Start of DATA FOR THIS EXERCISE

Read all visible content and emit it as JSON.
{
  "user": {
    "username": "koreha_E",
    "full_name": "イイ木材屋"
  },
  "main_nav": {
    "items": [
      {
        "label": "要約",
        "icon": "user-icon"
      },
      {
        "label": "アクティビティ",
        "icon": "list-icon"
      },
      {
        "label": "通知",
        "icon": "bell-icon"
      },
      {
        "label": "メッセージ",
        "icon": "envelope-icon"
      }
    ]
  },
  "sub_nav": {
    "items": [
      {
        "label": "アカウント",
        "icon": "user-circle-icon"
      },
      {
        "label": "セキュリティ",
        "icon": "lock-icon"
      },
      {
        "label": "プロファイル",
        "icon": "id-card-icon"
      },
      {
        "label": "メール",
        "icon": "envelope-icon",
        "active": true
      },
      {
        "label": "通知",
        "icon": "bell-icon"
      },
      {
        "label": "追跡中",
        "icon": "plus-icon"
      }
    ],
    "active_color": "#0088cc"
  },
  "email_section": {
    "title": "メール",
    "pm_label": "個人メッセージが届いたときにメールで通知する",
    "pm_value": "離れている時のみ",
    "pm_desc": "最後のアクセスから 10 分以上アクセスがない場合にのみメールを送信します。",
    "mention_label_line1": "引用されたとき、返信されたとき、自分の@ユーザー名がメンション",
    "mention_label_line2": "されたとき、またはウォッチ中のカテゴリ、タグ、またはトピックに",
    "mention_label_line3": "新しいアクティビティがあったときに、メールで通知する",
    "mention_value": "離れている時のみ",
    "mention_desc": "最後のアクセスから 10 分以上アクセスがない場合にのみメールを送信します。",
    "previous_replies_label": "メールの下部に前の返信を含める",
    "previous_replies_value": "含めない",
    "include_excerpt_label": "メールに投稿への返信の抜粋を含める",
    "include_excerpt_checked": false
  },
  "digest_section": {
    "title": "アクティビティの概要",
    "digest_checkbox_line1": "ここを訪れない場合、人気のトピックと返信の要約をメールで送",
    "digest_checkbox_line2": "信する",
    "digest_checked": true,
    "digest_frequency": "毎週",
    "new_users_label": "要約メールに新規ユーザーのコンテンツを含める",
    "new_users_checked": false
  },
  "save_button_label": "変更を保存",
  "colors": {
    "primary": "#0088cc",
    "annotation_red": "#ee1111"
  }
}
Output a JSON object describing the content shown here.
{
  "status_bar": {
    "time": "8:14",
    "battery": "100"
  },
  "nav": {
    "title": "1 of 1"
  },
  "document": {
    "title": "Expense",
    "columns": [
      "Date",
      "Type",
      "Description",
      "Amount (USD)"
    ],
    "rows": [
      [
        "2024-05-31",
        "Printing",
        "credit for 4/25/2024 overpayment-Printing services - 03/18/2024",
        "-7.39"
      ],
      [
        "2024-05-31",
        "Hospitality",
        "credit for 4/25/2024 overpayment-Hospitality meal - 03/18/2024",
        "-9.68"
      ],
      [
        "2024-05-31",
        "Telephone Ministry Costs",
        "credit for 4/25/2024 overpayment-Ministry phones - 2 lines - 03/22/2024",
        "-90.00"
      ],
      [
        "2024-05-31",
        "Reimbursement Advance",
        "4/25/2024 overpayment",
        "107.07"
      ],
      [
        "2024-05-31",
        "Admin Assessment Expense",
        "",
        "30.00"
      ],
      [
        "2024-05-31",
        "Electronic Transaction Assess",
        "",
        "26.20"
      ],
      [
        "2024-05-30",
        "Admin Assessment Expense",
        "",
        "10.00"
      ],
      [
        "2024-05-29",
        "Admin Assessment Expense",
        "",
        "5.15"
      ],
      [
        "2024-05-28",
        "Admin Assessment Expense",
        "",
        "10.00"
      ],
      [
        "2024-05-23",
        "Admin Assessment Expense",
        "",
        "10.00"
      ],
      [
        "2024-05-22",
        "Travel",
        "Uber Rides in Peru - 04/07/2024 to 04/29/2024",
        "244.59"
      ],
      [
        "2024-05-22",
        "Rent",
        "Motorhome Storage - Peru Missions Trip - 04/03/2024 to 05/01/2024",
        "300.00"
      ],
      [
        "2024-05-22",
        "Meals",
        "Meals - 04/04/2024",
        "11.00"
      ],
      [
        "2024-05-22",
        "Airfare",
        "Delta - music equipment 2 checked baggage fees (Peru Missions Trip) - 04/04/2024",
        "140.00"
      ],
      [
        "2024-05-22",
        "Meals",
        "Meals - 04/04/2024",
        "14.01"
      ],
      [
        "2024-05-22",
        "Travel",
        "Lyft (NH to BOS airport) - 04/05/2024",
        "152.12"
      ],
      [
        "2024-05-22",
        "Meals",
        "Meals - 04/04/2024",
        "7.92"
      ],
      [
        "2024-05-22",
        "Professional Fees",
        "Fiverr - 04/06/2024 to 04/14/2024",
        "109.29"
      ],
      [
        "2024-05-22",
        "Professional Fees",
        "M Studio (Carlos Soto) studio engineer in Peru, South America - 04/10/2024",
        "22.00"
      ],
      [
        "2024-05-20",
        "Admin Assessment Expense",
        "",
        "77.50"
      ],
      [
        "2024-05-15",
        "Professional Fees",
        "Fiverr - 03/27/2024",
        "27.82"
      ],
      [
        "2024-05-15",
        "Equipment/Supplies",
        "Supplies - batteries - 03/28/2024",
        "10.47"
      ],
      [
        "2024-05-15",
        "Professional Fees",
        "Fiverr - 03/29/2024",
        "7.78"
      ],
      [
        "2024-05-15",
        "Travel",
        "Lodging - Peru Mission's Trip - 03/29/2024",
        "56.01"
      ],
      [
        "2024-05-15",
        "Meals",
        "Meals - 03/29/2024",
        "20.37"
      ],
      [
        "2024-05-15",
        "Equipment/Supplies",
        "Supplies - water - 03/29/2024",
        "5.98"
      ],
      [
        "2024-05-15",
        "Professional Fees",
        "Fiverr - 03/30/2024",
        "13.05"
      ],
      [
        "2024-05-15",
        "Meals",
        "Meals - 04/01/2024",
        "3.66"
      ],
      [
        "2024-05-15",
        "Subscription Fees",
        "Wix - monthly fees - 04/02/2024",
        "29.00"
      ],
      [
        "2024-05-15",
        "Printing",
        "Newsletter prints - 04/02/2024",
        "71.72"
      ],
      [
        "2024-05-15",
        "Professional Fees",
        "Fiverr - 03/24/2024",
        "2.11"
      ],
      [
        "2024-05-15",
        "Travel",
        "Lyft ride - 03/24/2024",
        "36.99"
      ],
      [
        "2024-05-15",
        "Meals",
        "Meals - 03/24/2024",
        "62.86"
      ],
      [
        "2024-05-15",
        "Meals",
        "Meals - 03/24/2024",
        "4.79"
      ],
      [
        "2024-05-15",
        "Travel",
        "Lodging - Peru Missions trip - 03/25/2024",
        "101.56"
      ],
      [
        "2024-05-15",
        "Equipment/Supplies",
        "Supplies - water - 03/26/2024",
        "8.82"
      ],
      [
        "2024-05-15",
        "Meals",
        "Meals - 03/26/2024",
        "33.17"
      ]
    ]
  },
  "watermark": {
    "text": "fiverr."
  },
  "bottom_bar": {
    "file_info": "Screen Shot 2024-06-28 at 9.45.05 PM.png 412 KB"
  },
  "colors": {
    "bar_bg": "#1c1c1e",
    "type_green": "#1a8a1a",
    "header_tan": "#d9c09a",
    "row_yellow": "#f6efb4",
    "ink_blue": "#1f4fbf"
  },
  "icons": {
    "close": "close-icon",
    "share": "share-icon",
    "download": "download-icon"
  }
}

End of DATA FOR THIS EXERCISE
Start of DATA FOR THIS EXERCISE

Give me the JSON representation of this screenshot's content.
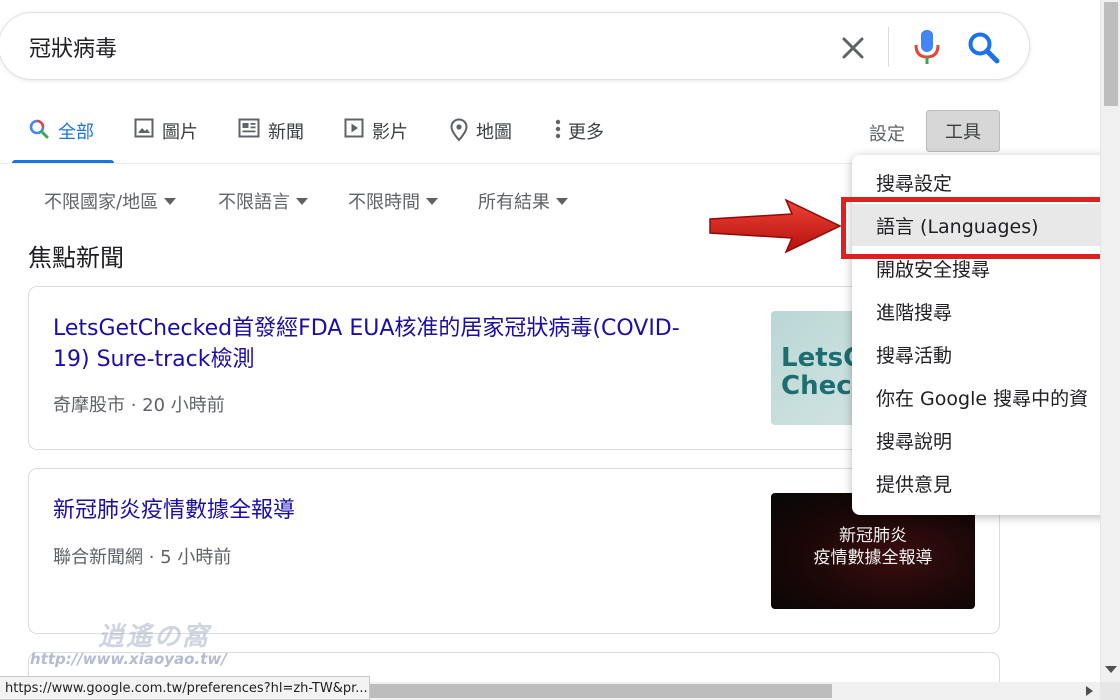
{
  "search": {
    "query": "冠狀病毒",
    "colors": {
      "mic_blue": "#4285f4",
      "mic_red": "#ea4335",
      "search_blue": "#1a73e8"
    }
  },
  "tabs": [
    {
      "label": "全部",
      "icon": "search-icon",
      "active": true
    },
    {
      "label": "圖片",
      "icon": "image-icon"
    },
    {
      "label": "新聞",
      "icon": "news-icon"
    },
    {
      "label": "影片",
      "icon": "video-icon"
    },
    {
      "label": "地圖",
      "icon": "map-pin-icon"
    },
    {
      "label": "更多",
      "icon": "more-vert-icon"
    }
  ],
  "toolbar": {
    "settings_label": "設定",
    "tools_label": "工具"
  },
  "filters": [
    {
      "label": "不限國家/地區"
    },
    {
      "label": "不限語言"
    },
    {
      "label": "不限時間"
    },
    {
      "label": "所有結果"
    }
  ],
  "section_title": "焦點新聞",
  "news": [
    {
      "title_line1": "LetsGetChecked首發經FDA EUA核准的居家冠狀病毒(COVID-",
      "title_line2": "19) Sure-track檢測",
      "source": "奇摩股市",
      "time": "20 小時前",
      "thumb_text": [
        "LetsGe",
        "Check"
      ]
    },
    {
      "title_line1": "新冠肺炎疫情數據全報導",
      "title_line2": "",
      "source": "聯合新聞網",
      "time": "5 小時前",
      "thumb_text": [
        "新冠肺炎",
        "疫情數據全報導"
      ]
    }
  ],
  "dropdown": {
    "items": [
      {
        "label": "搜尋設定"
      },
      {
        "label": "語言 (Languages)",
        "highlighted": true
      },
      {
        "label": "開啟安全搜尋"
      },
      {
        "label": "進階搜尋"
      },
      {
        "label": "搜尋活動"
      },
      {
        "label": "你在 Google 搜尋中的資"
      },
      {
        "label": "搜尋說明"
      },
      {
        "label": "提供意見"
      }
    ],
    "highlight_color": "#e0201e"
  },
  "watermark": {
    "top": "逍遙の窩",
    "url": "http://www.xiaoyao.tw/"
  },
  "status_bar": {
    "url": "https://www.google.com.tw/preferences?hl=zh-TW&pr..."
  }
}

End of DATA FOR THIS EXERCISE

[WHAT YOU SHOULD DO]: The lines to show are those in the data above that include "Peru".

[RESULT OF THIS TASK]:
        "Uber Rides in Peru - 04/07/2024 to 04/29/2024",
        "Motorhome Storage - Peru Missions Trip - 04/03/2024 to 05/01/2024",
        "Delta - music equipment 2 checked baggage fees (Peru Missions Trip) - 04/04/2024",
        "M Studio (Carlos Soto) studio engineer in Peru, South America - 04/10/2024",
        "Lodging - Peru Mission's Trip - 03/29/2024",
        "Lodging - Peru Missions trip - 03/25/2024",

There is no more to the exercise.